The Congressional Black Caucus has weighed in on the $20B lawsuit between Byron Allen‘s Entertainment Studios and the media companies, Comcast and Charter. Just in the nick of time, hours before the deadline for amicus briefs were to be filed in the highest court of the land, CBC members added their political voices to the powerful choir against Comcast, Charter and the President Donald Trump‘s Department of Justice regarding what Erwin Chemerinsky believes is the most important civil rights case of our time.

READ MORE: Berkeley Law Dean believes that Comcast and Charter Communications are putting Black people’s civil rights in jeopardy

The DOJ filed an amicus brief earlier this summer which stated that Allen and his team (and if they win… all Black owned businesses) will have to prove that race is the only factor in refusal to work with a business.  The CBC understands that this re-imagining of  the Civil Rights Act of 1886 is problematic, particularly since systemic racism is not necessarily overt.

According to Deadline, among those who have lent their voice in protest are presidential candidates, Sen. Cory Booker (D-NJ) and Sen. Kamala Harris (D-CA). However, they are not alone. Earlier this week, a tsunami of the nation’s most respected civil rights organizations have let off sirens of opposition against what would be a dynamic change to a civil rights statute enacted to protect Black people from discrimination in business. The case, which will have the Civil Rights Act of 1866 smack dab in the middle of it, has reached the political mountain of The Supreme Court and is to be heard on November 13.

READ MORE: Color of Change demands Comcast withdraw its Supreme Court challenge to the Civil Rights Act of 1866

“As members of Congress, amici have a strong interest in ensuring that the laws Congress has passed are interpreted in a manner that is consistent with their text, history, and Congress’s plan in passing them,” says the brief filed by The CBC this Monday. “…The statute at issue in this case—42 U.S.C. § 1981—was passed immediately after the Civil War as part of a broader effort to ensure that the newly freed slaves enjoyed the same rights as other citizens.”

The brief continued, “This Court should not rewrite Section 1981 and disturb the vital protections that Congress passed that statute to provide.”

Booker and Harris are not the only voices from the race to the White House chiming in on this important issue. Mayor Pete Buttigieg was equally disturbed about the partnership formed between Comcast, Charter and the DOJ.

On October 1, he said, “It’s very clear that the civil rights division of the DOJ is not very energetic when it comes to civil rights, right?” The next day he took it even further, “This is critical because we need that economic empowerment to happen.
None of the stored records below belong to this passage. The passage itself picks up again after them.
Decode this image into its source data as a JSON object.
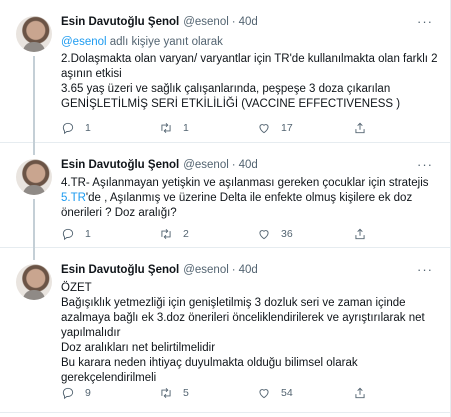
{
  "tweets": [
    {
      "author_name": "Esin Davutoğlu Şenol",
      "handle": "@esenol",
      "separator": "·",
      "time": "40d",
      "more_label": "···",
      "reply_mention": "@esenol",
      "reply_suffix": " adlı kişiye yanıt olarak",
      "lines": [
        "2.Dolaşmakta olan varyan/ varyantlar için TR'de kullanılmakta olan farklı 2 aşının etkisi",
        "3.65 yaş üzeri ve sağlık çalışanlarında, peşpeşe 3 doza çıkarılan GENİŞLETİLMİŞ SERİ ETKİLİLİĞİ (VACCINE EFFECTIVENESS )"
      ],
      "replies": "1",
      "retweets": "1",
      "likes": "17"
    },
    {
      "author_name": "Esin Davutoğlu Şenol",
      "handle": "@esenol",
      "separator": "·",
      "time": "40d",
      "more_label": "···",
      "line1": "4.TR- Aşılanmayan yetişkin ve aşılanması gereken çocuklar için stratejis",
      "line2_link": "5.TR",
      "line2_rest": "'de , Aşılanmış ve üzerine Delta ile enfekte olmuş kişilere ek doz önerileri ? Doz aralığı?",
      "replies": "1",
      "retweets": "2",
      "likes": "36"
    },
    {
      "author_name": "Esin Davutoğlu Şenol",
      "handle": "@esenol",
      "separator": "·",
      "time": "40d",
      "more_label": "···",
      "lines": [
        "ÖZET",
        "Bağışıklık yetmezliği  için genişletilmiş 3 dozluk seri ve zaman içinde azalmaya bağlı ek 3.doz önerileri  önceliklendirilerek ve ayrıştırılarak net yapılmalıdır",
        "Doz aralıkları net belirtilmelidir",
        "Bu karara neden ihtiyaç duyulmakta olduğu bilimsel olarak gerekçelendirilmeli"
      ],
      "replies": "9",
      "retweets": "5",
      "likes": "54"
    }
  ],
  "icons": {
    "reply": "reply-icon",
    "retweet": "retweet-icon",
    "like": "heart-icon",
    "share": "share-icon",
    "more": "more-icon"
  },
  "colors": {
    "link": "#1d9bf0",
    "secondary_text": "#536471",
    "thread_line": "#c4cfd6",
    "divider": "#e6ecf0"
  }
}
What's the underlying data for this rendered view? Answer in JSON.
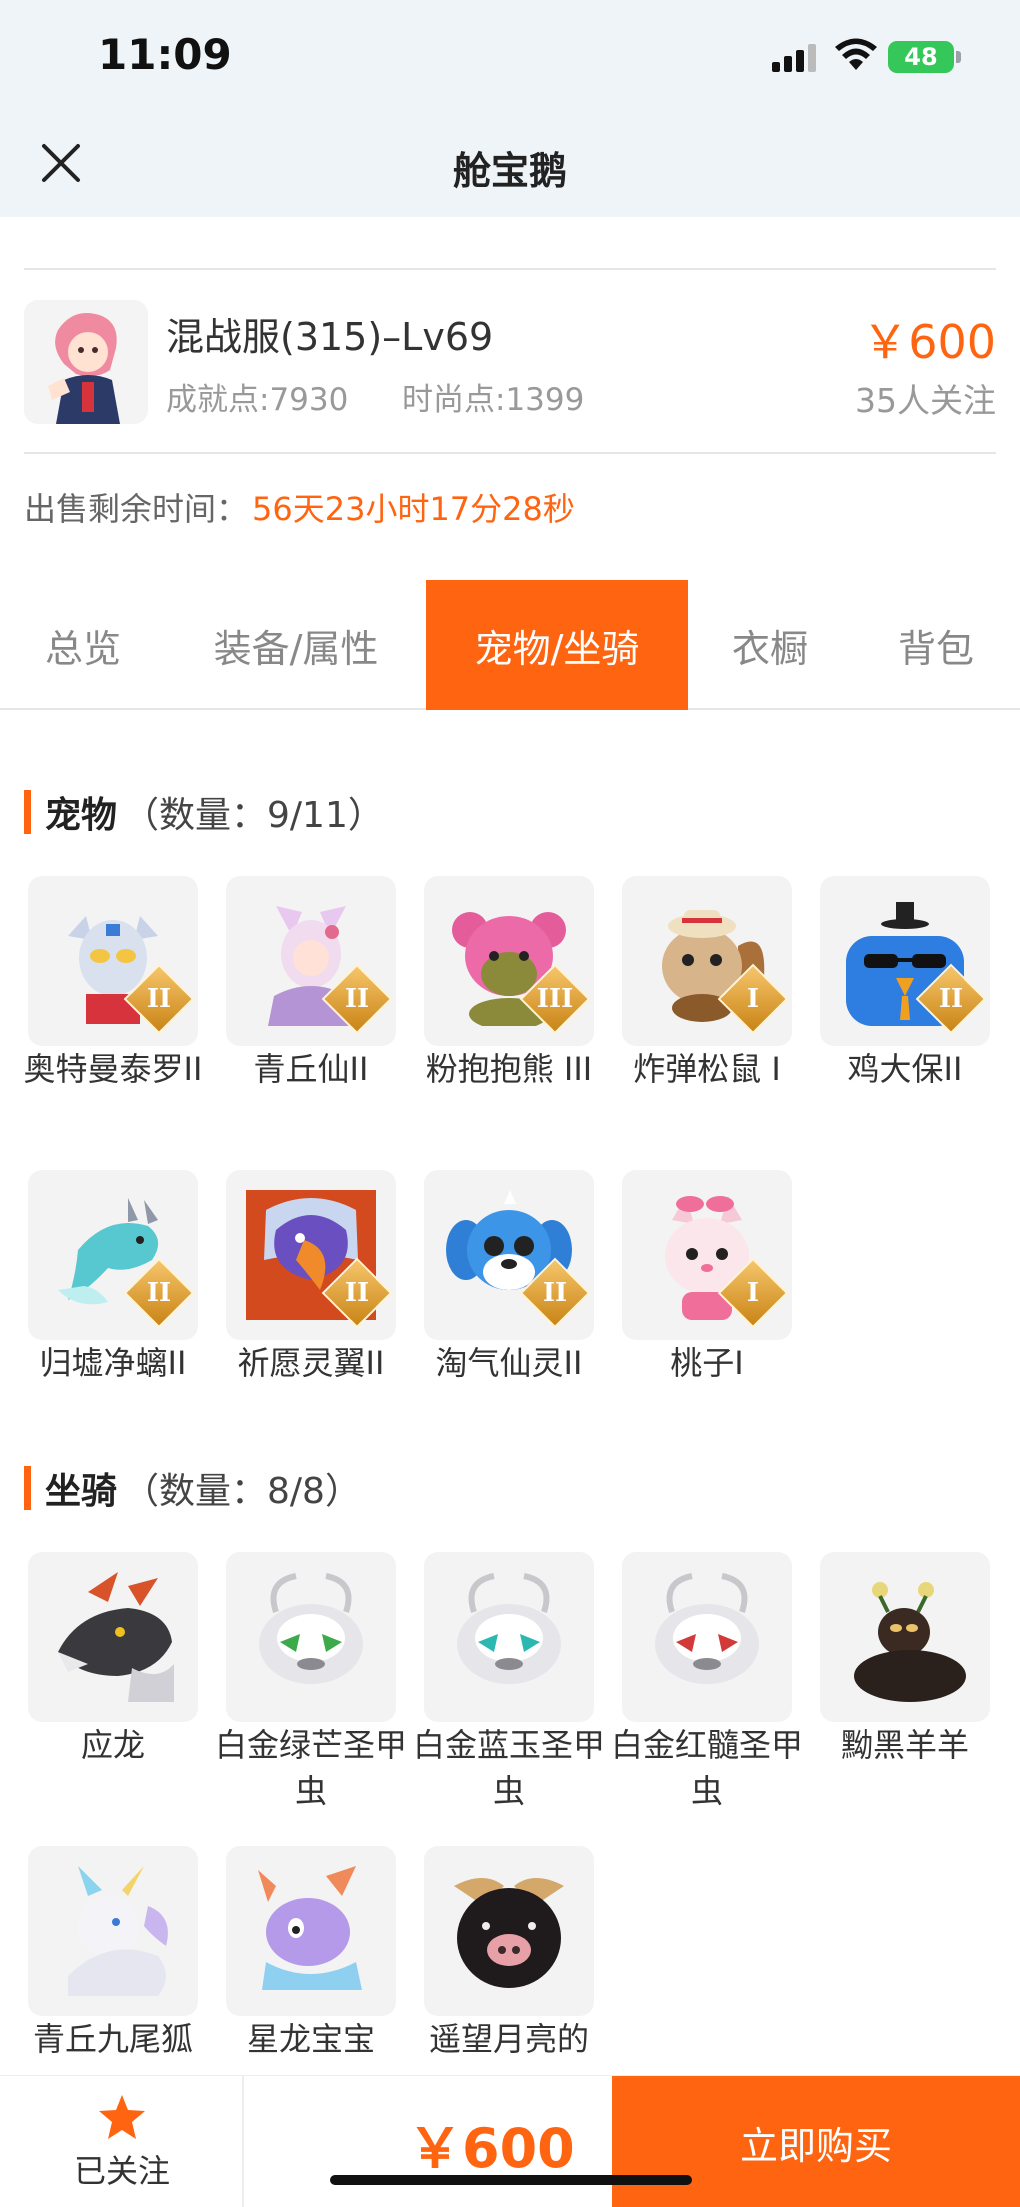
{
  "status": {
    "time": "11:09",
    "battery": "48"
  },
  "nav": {
    "title": "舱宝鹅"
  },
  "account": {
    "server": "混战服(315)–Lv69",
    "achievement": "成就点:7930",
    "fashion": "时尚点:1399",
    "price": "￥600",
    "followers": "35人关注"
  },
  "sale": {
    "remain_label": "出售剩余时间：",
    "remain_value": "56天23小时17分28秒"
  },
  "tabs": [
    {
      "label": "总览"
    },
    {
      "label": "装备/属性"
    },
    {
      "label": "宠物/坐骑"
    },
    {
      "label": "衣橱"
    },
    {
      "label": "背包"
    }
  ],
  "pets": {
    "title": "宠物",
    "count": "（数量：9/11）",
    "items": [
      {
        "name": "奥特曼泰罗II",
        "grade": "II",
        "icon": "ultraman-pet-icon"
      },
      {
        "name": "青丘仙II",
        "grade": "II",
        "icon": "fox-fairy-pet-icon"
      },
      {
        "name": "粉抱抱熊 III",
        "grade": "III",
        "icon": "pink-bear-pet-icon"
      },
      {
        "name": "炸弹松鼠 I",
        "grade": "I",
        "icon": "squirrel-pet-icon"
      },
      {
        "name": "鸡大保II",
        "grade": "II",
        "icon": "blue-bird-pet-icon"
      },
      {
        "name": "归墟净螭II",
        "grade": "II",
        "icon": "dragon-pet-icon"
      },
      {
        "name": "祈愿灵翼II",
        "grade": "II",
        "icon": "eagle-pet-icon"
      },
      {
        "name": "淘气仙灵II",
        "grade": "II",
        "icon": "blue-dog-pet-icon"
      },
      {
        "name": "桃子I",
        "grade": "I",
        "icon": "pink-cat-pet-icon"
      }
    ]
  },
  "mounts": {
    "title": "坐骑",
    "count": "（数量：8/8）",
    "items": [
      {
        "name": "应龙",
        "icon": "black-dragon-mount-icon"
      },
      {
        "name": "白金绿芒圣甲虫",
        "icon": "beetle-green-mount-icon"
      },
      {
        "name": "白金蓝玉圣甲虫",
        "icon": "beetle-blue-mount-icon"
      },
      {
        "name": "白金红髓圣甲虫",
        "icon": "beetle-red-mount-icon"
      },
      {
        "name": "黝黑羊羊",
        "icon": "black-sheep-mount-icon"
      },
      {
        "name": "青丘九尾狐",
        "icon": "nine-tail-fox-mount-icon"
      },
      {
        "name": "星龙宝宝",
        "icon": "star-dragon-mount-icon"
      },
      {
        "name": "遥望月亮的",
        "icon": "black-pig-mount-icon"
      }
    ]
  },
  "bottom": {
    "follow_label": "已关注",
    "price": "￥600",
    "buy_label": "立即购买"
  },
  "colors": {
    "accent": "#ff6410",
    "topbar": "#eef4f8",
    "grade_gold": "#d89a2a"
  }
}
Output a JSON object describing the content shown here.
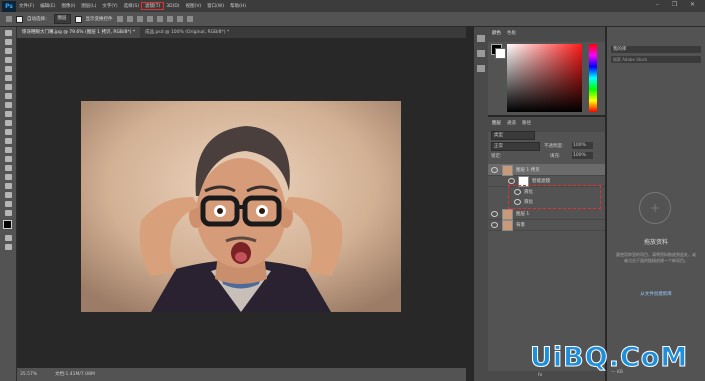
{
  "menubar": {
    "logo": "Ps",
    "items": [
      "文件(F)",
      "编辑(E)",
      "图像(I)",
      "图层(L)",
      "文字(Y)",
      "选择(S)",
      "滤镜(T)",
      "3D(D)",
      "视图(V)",
      "窗口(W)",
      "帮助(H)"
    ],
    "active_index": 6,
    "window_controls": [
      "–",
      "❐",
      "✕"
    ]
  },
  "options_bar": {
    "auto_select_label": "自动选择：",
    "auto_select_value": "图层",
    "show_transform_label": "显示变换控件"
  },
  "tabs": [
    {
      "label": "惊讶瞪眼大门嘴.jpg @ 79.6% (图层 1 拷贝, RGB/8*) *",
      "active": true
    },
    {
      "label": "成品.psd @ 100% (Original, RGB/8*) *",
      "active": false
    }
  ],
  "status": {
    "zoom": "35.57%",
    "doc": "文档:1.41M/7.08M"
  },
  "color_panel": {
    "tabs": [
      "颜色",
      "色板"
    ]
  },
  "layers_panel": {
    "tabs": [
      "图层",
      "通道",
      "路径"
    ],
    "filter_kind": "类型",
    "blend_mode": "正常",
    "opacity_label": "不透明度:",
    "opacity_value": "100%",
    "lock_label": "锁定:",
    "fill_label": "填充:",
    "fill_value": "100%",
    "layers": [
      {
        "name": "图层 1 拷贝",
        "kind": "smart",
        "selected": true
      },
      {
        "name": "智能滤镜",
        "kind": "smart-filter"
      },
      {
        "name": "液化",
        "kind": "filter"
      },
      {
        "name": "液化",
        "kind": "filter"
      },
      {
        "name": "图层 1",
        "kind": "normal"
      },
      {
        "name": "背景",
        "kind": "background"
      }
    ],
    "fx_label": "fx"
  },
  "library_panel": {
    "dropdown": "我的库",
    "search_placeholder": "搜索 Adobe Stock",
    "title": "拖放资料",
    "description": "要使用库里的项目，请将资料拖放到此处，或者点击下面的链接创建一个新项目。",
    "link": "从文件创建新库",
    "kb": "— KB"
  },
  "watermark": "UiBQ.CoM",
  "colors": {
    "accent_red": "#e53030",
    "watermark_blue": "#1e8fdd"
  }
}
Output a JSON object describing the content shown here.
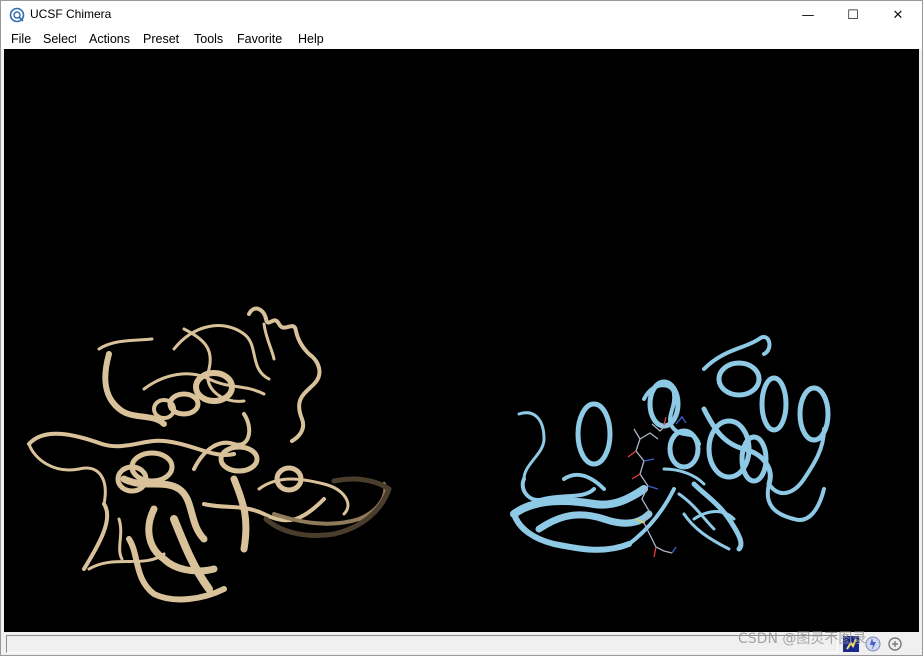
{
  "window": {
    "title": "UCSF Chimera",
    "controls": {
      "minimize": "—",
      "maximize": "☐",
      "close": "✕"
    }
  },
  "menubar": {
    "items": [
      {
        "label": "File"
      },
      {
        "label": "Select"
      },
      {
        "label": "Actions"
      },
      {
        "label": "Preset"
      },
      {
        "label": "Tools"
      },
      {
        "label": "Favorite"
      },
      {
        "label": "Help"
      }
    ]
  },
  "viewer": {
    "background": "#000000",
    "models": [
      {
        "name": "protein-model-1",
        "color": "#d9c29a"
      },
      {
        "name": "protein-model-2",
        "color": "#8ec9e6"
      }
    ]
  },
  "statusbar": {
    "message": "",
    "icons": [
      "command-line-icon",
      "lightning-icon",
      "selection-inspector-icon"
    ]
  },
  "watermark": "CSDN @图灵不图录"
}
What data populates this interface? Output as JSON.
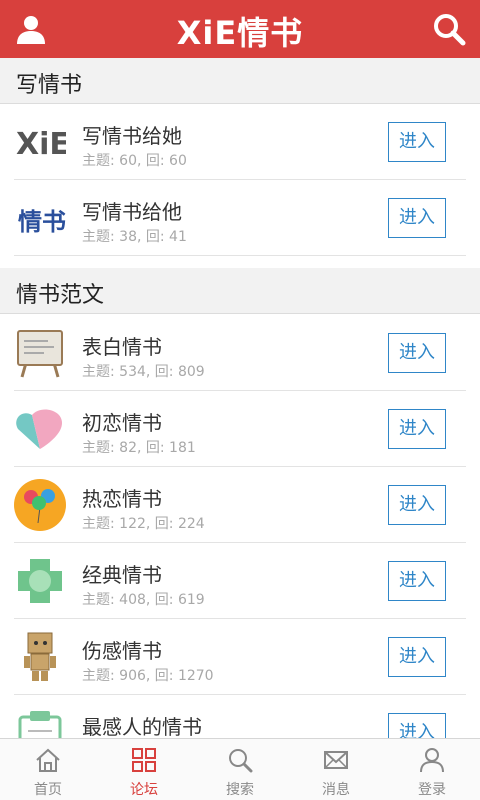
{
  "header": {
    "title": "XiE情书",
    "user_icon": "user-icon",
    "search_icon": "search-icon",
    "bg_color": "#d8403d"
  },
  "sections": [
    {
      "title": "写情书",
      "items": [
        {
          "icon": "xie-logo-icon",
          "name": "写情书给她",
          "stats": "主题: 60, 回: 60",
          "button": "进入"
        },
        {
          "icon": "qingshu-text-icon",
          "name": "写情书给他",
          "stats": "主题: 38, 回: 41",
          "button": "进入"
        }
      ]
    },
    {
      "title": "情书范文",
      "items": [
        {
          "icon": "board-icon",
          "name": "表白情书",
          "stats": "主题: 534, 回: 809",
          "button": "进入"
        },
        {
          "icon": "heart-icon",
          "name": "初恋情书",
          "stats": "主题: 82, 回: 181",
          "button": "进入"
        },
        {
          "icon": "balloons-icon",
          "name": "热恋情书",
          "stats": "主题: 122, 回: 224",
          "button": "进入"
        },
        {
          "icon": "green-square-icon",
          "name": "经典情书",
          "stats": "主题: 408, 回: 619",
          "button": "进入"
        },
        {
          "icon": "danbo-figure-icon",
          "name": "伤感情书",
          "stats": "主题: 906, 回: 1270",
          "button": "进入"
        },
        {
          "icon": "clipboard-icon",
          "name": "最感人的情书",
          "stats": "",
          "button": "进入"
        }
      ]
    }
  ],
  "tabbar": {
    "active_color": "#d8403d",
    "tabs": [
      {
        "label": "首页",
        "icon": "home-icon",
        "active": false
      },
      {
        "label": "论坛",
        "icon": "forum-grid-icon",
        "active": true
      },
      {
        "label": "搜索",
        "icon": "search-icon",
        "active": false
      },
      {
        "label": "消息",
        "icon": "mail-icon",
        "active": false
      },
      {
        "label": "登录",
        "icon": "user-icon",
        "active": false
      }
    ]
  }
}
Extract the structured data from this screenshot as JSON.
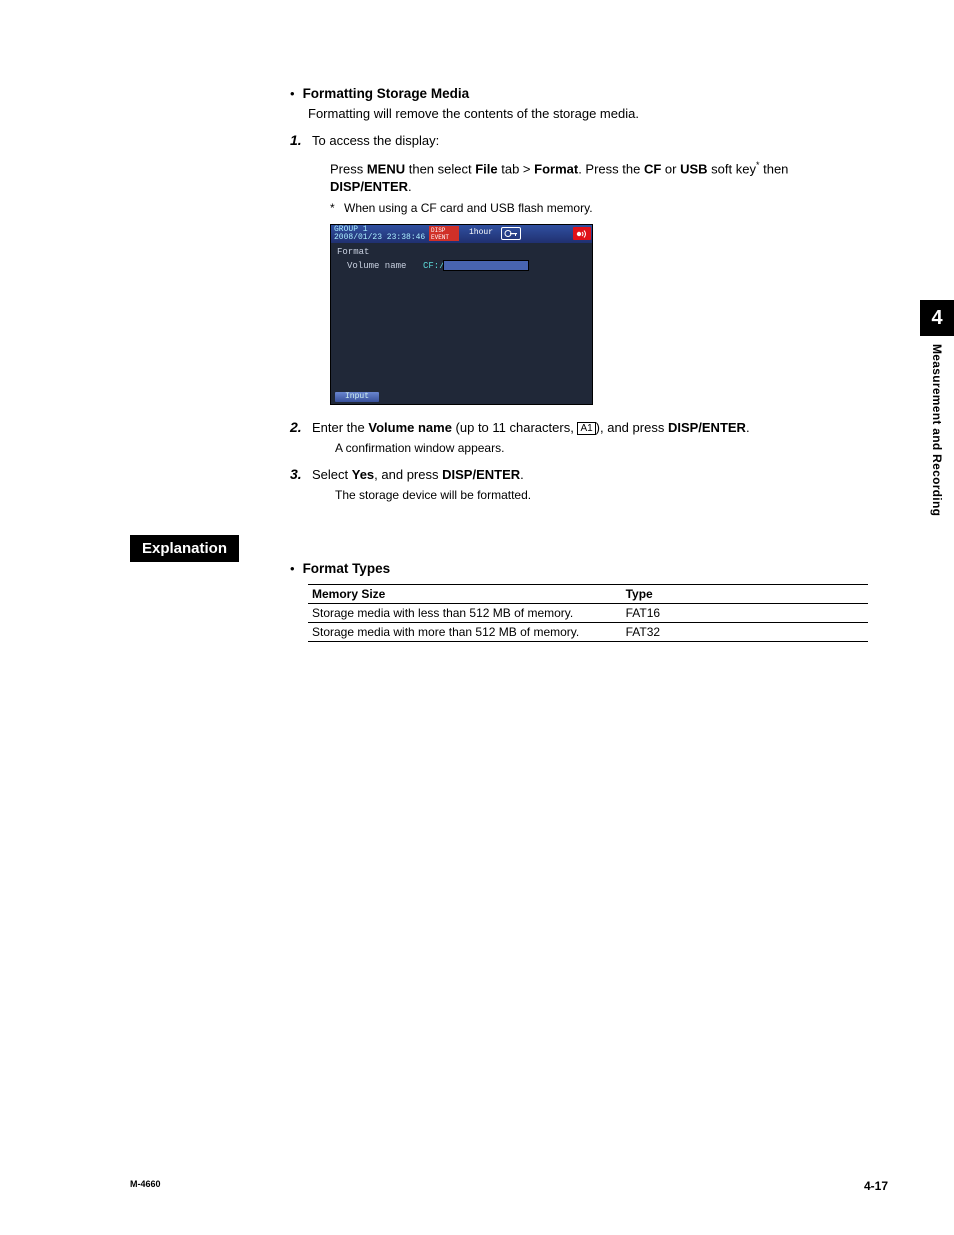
{
  "section1": {
    "title": "Formatting Storage Media",
    "desc": "Formatting will remove the contents of the storage media."
  },
  "step1": {
    "num": "1.",
    "text": "To access the display:",
    "sub_pre": "Press ",
    "menu": "MENU",
    "sub_mid1": " then select ",
    "file": "File",
    "sub_mid2": " tab > ",
    "format": "Format",
    "sub_mid3": ". Press the ",
    "cf": "CF",
    "or": " or ",
    "usb": "USB",
    "sub_post": " soft key",
    "then": " then ",
    "dispenter": "DISP/ENTER",
    "period": ".",
    "note_ast": "*",
    "note": "When using a CF card and USB flash memory."
  },
  "screenshot": {
    "group": "GROUP 1",
    "datetime": "2008/01/23 23:38:46",
    "disp1": "DISP",
    "disp2": "EVENT",
    "hour": "1hour",
    "format": "Format",
    "volname": "Volume name",
    "cf": "CF:/",
    "input": "Input"
  },
  "step2": {
    "num": "2.",
    "pre": "Enter the ",
    "volname": "Volume name",
    "mid": " (up to 11 characters, ",
    "a1": "A1",
    "post": "), and press ",
    "dispenter": "DISP/ENTER",
    "period": ".",
    "confirm": "A confirmation window appears."
  },
  "step3": {
    "num": "3.",
    "pre": "Select ",
    "yes": "Yes",
    "mid": ", and press ",
    "dispenter": "DISP/ENTER",
    "period": ".",
    "confirm": "The storage device will be formatted."
  },
  "explain": {
    "label": "Explanation",
    "title": "Format Types",
    "th1": "Memory Size",
    "th2": "Type",
    "r1c1": "Storage media with less than 512 MB of memory.",
    "r1c2": "FAT16",
    "r2c1": "Storage media with more than 512 MB of memory.",
    "r2c2": "FAT32"
  },
  "side": {
    "num": "4",
    "text": "Measurement and Recording"
  },
  "footer": {
    "left": "M-4660",
    "right": "4-17"
  }
}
I think this conversation needs to happen alongside the reparations conversation.”

READ MORE: Buttigieg on Byron Allen’s Comcast case — ‘It matters who’s running the DOJ’